The first presentation I heard was on The Invisibles, and modernism vs. postmodernism, by Terence Wandtke of Judson University, the guy who was chairing all the "postmodernism in comics" panels. As someone who has never read the series, and as someone who isn't really that big of an Invisibles fan, I didn't get all that much out of this presentation, other than it made me finally decide that Invisibles is something I should read. After years of Chad telling me so, of other people telling me it's Morrison's definitive work, he was able to convince me. What really grabbed me was the concept he discussed of words representing reality, that by being forced to learn a certain way to express ourselves with words (by being taught to pray to the demon alphabet) we were being taught to limit the ways we think, brainwashed into creating barriers for our abstract thought. I like that idea, and it intrigued me enough to make me want to pick up the series finally.

Next up was the presentation on Automatic Kafka, by Brandon Riley of Columbia College Chicago. I think he and I were the only ones there who had read the book. He was essentially talking about why the book failed to grab an audience, because it was a bit too critical. He pointed out a lot of cool stuff about the issues, in particular about issue five, the ode to violence in superhero comics and how it works thematically in the issue, even down to the ad choices and placements. He did make a comment about the book's experimental nature, that it was all "stealth but no subtlety." I took issue with this and asked him what he thought of issue four, the Peanuts issue, and he had never made the connection before. So we talked a bit about the Peanuts kids all grown up, echoing the '60s superteam of the book all grown up, which was interesting stuff.

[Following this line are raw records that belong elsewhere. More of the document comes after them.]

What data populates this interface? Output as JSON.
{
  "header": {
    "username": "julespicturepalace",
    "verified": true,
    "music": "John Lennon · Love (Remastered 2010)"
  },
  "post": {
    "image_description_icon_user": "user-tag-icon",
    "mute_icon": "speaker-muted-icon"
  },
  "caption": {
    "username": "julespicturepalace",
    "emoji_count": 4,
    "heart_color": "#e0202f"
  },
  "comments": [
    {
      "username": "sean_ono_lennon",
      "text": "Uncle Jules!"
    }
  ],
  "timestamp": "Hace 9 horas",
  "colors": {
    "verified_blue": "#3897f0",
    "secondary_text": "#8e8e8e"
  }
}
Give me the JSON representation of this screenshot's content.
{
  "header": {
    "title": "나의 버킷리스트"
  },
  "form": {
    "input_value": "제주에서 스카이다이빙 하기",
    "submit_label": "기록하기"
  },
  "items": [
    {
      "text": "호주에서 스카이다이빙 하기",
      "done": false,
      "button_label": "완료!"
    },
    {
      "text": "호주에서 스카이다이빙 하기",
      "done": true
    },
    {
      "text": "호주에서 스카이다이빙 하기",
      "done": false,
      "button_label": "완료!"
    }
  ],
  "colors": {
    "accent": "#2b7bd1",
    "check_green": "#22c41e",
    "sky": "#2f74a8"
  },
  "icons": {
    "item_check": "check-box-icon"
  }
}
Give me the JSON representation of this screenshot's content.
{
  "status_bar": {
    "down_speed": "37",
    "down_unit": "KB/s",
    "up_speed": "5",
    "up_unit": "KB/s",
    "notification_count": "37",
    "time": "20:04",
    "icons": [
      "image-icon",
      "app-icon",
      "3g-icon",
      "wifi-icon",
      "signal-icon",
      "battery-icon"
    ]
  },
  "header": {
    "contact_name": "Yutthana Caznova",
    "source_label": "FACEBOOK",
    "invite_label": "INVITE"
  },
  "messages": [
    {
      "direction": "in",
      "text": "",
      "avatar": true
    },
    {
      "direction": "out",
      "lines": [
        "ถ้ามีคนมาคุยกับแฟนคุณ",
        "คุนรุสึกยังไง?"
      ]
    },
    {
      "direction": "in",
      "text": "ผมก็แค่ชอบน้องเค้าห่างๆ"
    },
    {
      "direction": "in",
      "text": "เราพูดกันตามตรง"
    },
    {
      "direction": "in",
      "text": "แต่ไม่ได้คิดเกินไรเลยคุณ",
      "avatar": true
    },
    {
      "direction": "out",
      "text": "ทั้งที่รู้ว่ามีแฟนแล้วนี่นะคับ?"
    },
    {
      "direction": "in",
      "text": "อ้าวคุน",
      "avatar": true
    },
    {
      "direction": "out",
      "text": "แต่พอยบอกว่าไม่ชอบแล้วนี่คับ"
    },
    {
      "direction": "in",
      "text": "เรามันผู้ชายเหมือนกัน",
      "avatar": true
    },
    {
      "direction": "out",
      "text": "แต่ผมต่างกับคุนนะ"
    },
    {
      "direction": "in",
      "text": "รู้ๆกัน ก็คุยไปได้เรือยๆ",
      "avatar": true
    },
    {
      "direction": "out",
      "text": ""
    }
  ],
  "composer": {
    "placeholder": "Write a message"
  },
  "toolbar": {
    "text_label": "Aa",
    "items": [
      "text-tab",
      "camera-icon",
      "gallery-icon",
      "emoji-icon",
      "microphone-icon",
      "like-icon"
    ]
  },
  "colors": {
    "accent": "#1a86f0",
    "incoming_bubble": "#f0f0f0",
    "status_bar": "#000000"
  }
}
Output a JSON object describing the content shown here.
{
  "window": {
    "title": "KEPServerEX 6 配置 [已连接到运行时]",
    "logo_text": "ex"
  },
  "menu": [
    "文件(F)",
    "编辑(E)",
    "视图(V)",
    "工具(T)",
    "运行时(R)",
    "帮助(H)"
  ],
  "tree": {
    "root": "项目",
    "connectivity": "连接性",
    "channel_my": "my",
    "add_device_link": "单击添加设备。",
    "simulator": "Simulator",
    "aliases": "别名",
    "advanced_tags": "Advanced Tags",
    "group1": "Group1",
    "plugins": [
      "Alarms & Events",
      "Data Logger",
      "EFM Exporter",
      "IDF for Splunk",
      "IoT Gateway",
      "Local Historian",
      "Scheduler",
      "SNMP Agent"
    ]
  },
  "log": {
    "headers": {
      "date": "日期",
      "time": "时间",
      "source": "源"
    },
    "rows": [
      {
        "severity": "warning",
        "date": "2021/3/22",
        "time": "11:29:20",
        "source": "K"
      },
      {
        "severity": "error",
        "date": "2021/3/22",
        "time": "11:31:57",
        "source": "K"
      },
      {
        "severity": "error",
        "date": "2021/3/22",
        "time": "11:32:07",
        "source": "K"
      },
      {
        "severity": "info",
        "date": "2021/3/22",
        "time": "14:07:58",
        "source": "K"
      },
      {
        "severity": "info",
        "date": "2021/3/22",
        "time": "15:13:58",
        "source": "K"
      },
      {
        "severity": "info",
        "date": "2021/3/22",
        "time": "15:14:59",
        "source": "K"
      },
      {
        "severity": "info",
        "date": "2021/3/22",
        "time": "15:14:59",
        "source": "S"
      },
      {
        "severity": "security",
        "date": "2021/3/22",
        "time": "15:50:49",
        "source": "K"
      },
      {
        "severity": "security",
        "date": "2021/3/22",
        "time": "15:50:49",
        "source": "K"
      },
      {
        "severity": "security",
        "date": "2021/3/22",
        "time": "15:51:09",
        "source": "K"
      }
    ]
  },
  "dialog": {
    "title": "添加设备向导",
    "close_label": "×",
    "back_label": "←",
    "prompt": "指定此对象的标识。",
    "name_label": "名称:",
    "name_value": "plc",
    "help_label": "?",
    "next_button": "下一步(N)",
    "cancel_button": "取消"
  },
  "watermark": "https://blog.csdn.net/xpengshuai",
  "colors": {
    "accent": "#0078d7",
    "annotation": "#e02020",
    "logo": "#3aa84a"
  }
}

During my presentation I shared the dais with two other interesting presenters. The first of these was William Bradley from Drew University, who presented on the idea of childhood loss in comics (Bill was a pretty cool guy, and we grabbed a drink in the bar that evening). He talked about the concept of the literary orphan, ranging from Little Women to Tarzan, and then applied that to superheroes throughout the ages. He said the superhero can never reach the kind of closure that other literary orphans can, due to the serial nature of comics. But they do their best to try. Batman in the Golden Age has his quest for justice which of course will never be fulfilled, but he also creates an extended family for himself with Robin (and all the others over the years). Meanwhile, Robin is able to get closure by bringing his parents' killers to justice, but then he continued his adventures at Batman's side... for the fun of it. Spiderman in the Silver Age is unable to achieve closure from direct vengeance because of his guilt in Uncle Ben's death. Finally in the modern era new orphaned heroes like Runaways and Invincible ostensibly choose the life of an orphan as a way to rebel against the ways of their villainous parents.

Finally there was J. Richard Stevens of Southern Methodist University, who did an analysis of Ultimate Captain America as a critique of neoconservatism (he had the most polished presentation the whole weekend, with a DVD put together of images he wanted to discuss--the rest of us just brought the issues themselves and passed them around). He analyzed a few different eras for the 616 Cap (the anti-Hitler Cap, the commie smasher, the man out of time, the liberal crusader, the individualist consumer, the superficial icon, the soldier, the renegade civil warrior) before he turned his attention to Ultimate Cap. He stated that, as a man frozen in the '40s and revived in a post-9/11 world, he naturally falls in line with neocon values in his yearning for a simpler time. Yet he is not an idealist; he is a "person of mass destruction," a super-soldier willing to fight any perceived threat to America's safety (or sovereignty). It really added interesting depth to Millar's Ultimates series, I felt.

There were other presentations as well, on Elektra: Assassin, on American Century, on Batman: Nine Lives, and on Daredevil: Wake Up. And while they each were interesting, they didn't intrigue me as much as the ones I listed above.

In other words, I didn't take as many notes in those presentations, and don't remember them as well. But if you want to ask me questions about them (or about the ones I DID discuss), feel free!